The US House of Representatives has passed a landmark bill that would enshrine federal protections for same-sex and interracial marriage.

It will now head to the desk of President Joe Biden, who has previously shown his support for the legislation and said he looks forward to signing it into law.

“Today, we stand up to the values the vast majority of Americans hold dear – a belief in the dignity, beauty and divinity in every person in abiding respect for love so powerful that it binds two people together,” said House Speaker Nancy Pelosi on 8 December.

The Respect for Marriage Act passed the Democratic-led House by a vote of 258-169-1.

It was supported by all Democrats and 39 Republicans.

The bill originally passed the house in July before the Senate on 29 November.

The current version of it contains an amendment giving additional protections for religious liberty and faith-based nonprofits, something that Republicans were in favour of.

The overturning of Roe v. Wade earlier this year threw other rights into question, with advocates pushing Congress to enshrine them into law as a result.

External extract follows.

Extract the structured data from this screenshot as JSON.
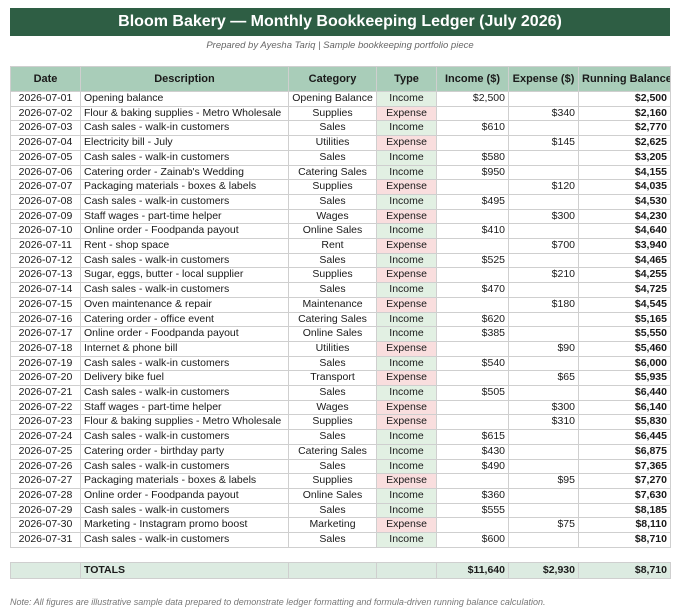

In his opinion of the Dobbs v. Jackson Women’s Health Organization case, Justice Clarence Thomas called into question the legality of rights such as same-sex marriage.

He said the Supreme Court should “reconsider” decisions like Obergefell v. Hodges, which introduced marriage equality to all 50 states in 2015.